Marko Stout took and still takes New York and the art world by storm with his thought provoking, attention grabbing artworks that seem to have its major focus on a mix of urban myth and a tinge of sexuality.
Marko Stout’s artwork is a reinvention of the pop movement which was a fad in the 1960s. However, this isn’t just any regular bland reinvention of the pop art theme; Stout is nearly unpredictable; he has a very unique twist to the pop style. His works give off a hardcore, raw, independent, ‘you can’t tell me what to do’ kinda attitude. He portrays the tough, vigorous lifestyle of New York City using ladies as his subjects who often appear to be somewhat in pain, overwhelmed by the chaotic world sounding them all the while maintaining a chic, detached, sexy attitude of a sophisticated twenty-first century urban dweller which distinguishes his works from that of Andy Warhol.
There is an infusion of gritty, dark-urban and somewhat sexual feel to his artworks that hasendeared him to the younger millennial age audience- as it sort of speaks to them and their youthful struggles, drive, and fantasies.
Earlier this month I had the opportunity to interview the enigmatic Marko Stout in New York Cityto discuss his work and upcoming exhibitions. Below is excerpts from our convention:
Question: You just had a very successful exhibition at the Wyndham Modern Art Gallery in Miami. When is your next exhibition and can you tell us a bit about it?
Stout:The Art Nation Gallery is sponsoring a solo exhibitionof my work in Times Square later this year. I believe it opens in October. We’re showing pieces from my current series, “Erotic Dreams” and some of my older work, not really a retrospective, but pieces that work well together. It’s going to have a bit of everything, prints sculpture, installation pieces and certainly film and video. It’s going to be really cool.
Question:You are considered to be the quin essential New York artist. Why do you think that is?
Stout:I live in New York.
Question:Your works seem to have a darker edge then most pop art, is that the way you see the world?
Stout: A lot of art I see art shows now a dayseems a bit too rosy, a bit childlike. I really don’t like art that has cartoons and silly themes. I try to take on the deeper issues of survival in the city and life in general.
Question: Your work is also displayed in many trendy bars and night clubs, why do you think that is?
Stout: Maybe it looks better after a few cocktails.
Question: Art critics say your work is a gritty form of pop art and have termed it “industrial pop”. Do you like this term and do you think it’s accurate?
Stout:I don’t like classifications. I find them too limiting. But I kind of like “industrial pop” it seems to capture the essence. So I’m cool with it, maybe I’ll steal the term.
Question: You recently had a few high profile sales with media coverage and your cult- like New York popularity is becomingmore widespread. Do you think this will influence your style?
Stout:No. The work will continue to go in the direct I like. But, I’m glad we’re selling more pieces.
Question:The themes of your work feature a lot of sex and the city, why is that?

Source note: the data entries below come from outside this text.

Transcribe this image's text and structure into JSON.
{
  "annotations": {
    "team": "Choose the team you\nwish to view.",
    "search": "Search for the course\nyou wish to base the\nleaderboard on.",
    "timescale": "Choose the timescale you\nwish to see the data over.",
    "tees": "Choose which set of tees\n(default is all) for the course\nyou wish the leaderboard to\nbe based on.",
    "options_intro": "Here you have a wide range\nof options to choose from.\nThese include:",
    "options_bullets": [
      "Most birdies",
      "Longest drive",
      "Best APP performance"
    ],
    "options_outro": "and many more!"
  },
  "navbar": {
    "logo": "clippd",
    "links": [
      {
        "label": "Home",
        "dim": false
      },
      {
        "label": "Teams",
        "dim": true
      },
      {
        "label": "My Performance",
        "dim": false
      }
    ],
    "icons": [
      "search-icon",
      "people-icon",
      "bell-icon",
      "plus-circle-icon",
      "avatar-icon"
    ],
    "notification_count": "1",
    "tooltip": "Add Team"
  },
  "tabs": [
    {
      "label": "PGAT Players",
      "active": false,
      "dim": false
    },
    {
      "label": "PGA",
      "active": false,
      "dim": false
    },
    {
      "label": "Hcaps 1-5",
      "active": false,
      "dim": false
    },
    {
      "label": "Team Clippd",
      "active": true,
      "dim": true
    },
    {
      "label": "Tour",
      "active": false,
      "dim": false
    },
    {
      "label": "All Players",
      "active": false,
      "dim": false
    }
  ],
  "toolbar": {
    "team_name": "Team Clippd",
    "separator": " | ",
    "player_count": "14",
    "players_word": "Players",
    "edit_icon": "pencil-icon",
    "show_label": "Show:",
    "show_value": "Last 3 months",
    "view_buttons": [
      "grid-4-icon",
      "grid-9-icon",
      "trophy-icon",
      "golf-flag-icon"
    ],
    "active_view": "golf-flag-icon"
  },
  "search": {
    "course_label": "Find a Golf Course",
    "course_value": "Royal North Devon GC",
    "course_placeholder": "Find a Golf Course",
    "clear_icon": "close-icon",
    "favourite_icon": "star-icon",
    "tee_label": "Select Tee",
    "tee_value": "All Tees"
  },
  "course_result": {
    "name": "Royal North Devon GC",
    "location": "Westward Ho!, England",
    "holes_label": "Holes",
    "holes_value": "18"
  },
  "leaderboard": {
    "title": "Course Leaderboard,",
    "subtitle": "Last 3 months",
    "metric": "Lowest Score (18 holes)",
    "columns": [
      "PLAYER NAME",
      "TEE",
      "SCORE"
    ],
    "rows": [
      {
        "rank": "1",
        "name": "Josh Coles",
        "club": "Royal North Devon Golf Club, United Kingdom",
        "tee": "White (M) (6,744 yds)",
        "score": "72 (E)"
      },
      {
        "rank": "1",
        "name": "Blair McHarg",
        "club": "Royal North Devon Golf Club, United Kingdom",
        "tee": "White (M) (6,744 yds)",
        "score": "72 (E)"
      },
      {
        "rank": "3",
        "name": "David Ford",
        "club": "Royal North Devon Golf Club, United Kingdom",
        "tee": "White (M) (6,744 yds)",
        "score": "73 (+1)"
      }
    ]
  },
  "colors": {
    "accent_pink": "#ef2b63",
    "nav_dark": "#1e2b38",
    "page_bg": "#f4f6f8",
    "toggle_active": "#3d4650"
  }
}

Stout: It’s what I see.
Question: Many are comparing your work to other pop artists like Warhol and Koons. Have they been influences of yours?
Stout: I think Andy Warhol has influenced everyone in the modern art world. Freeing us to the possibilities of what art can be, making it more acceptable for galleries and collectors to appreciate creative work. Also, I really like his work, very cool.
Question: Why is your work so popular Millennials?
Stout: My shows are heavily attended by a younger crowd. The work seems to connect on a certain level with younger people.
Question:Can you tell us about some of your upcoming projects?
Stout: I’m starting a new series of prints and installations for next year’s gallery shows and exhibitions. We sold a few of my sculptures to a Berlin night club at the ArtExpo last spring, so need to visit the club and Germany soon- hopefully not in the winter, too cold for me.I’m looking forward to Art Basel in Miami, it’s usually a great party! I’m also working with a few avant-garde film makers and cinemas working on producing an experimental film festival here in New York.
Question:I also saw an article that stated you were talking with NetFlix about developing a reality show based upon the New York art scene. Can you tell me any more about this project?
Stout:We have a production team still working out the script and the details. I don’t want the show to focus so much on me. I want it to show the drama that goes on in galleries, art shows and certainly my studio, and the art world in general. I use a lot of models in my work, they’re often competing for attention, this makes for some interesting situations. Also, I want to tell the stories of the outcasts and exotic characters and surrounding us here in New York.
Marko Stout’s current art exhibition, “Erotic Dreams” featuring multimedia works including his latest sculptures, installations, prints andvideos can be seen opening on October 20th at Art Nation Gallery in Times Square, New York. There will be a small limited preview this Labor Day weekend at the Rivington SoHo Gallery on Rivington Street, NYC. His work can also be viewed in December at the Art Basel exhibition. Additional news, updates and exhibitions details about the Marko Stout’s work can be viewed on the artist’s official website at MarkoStout.com.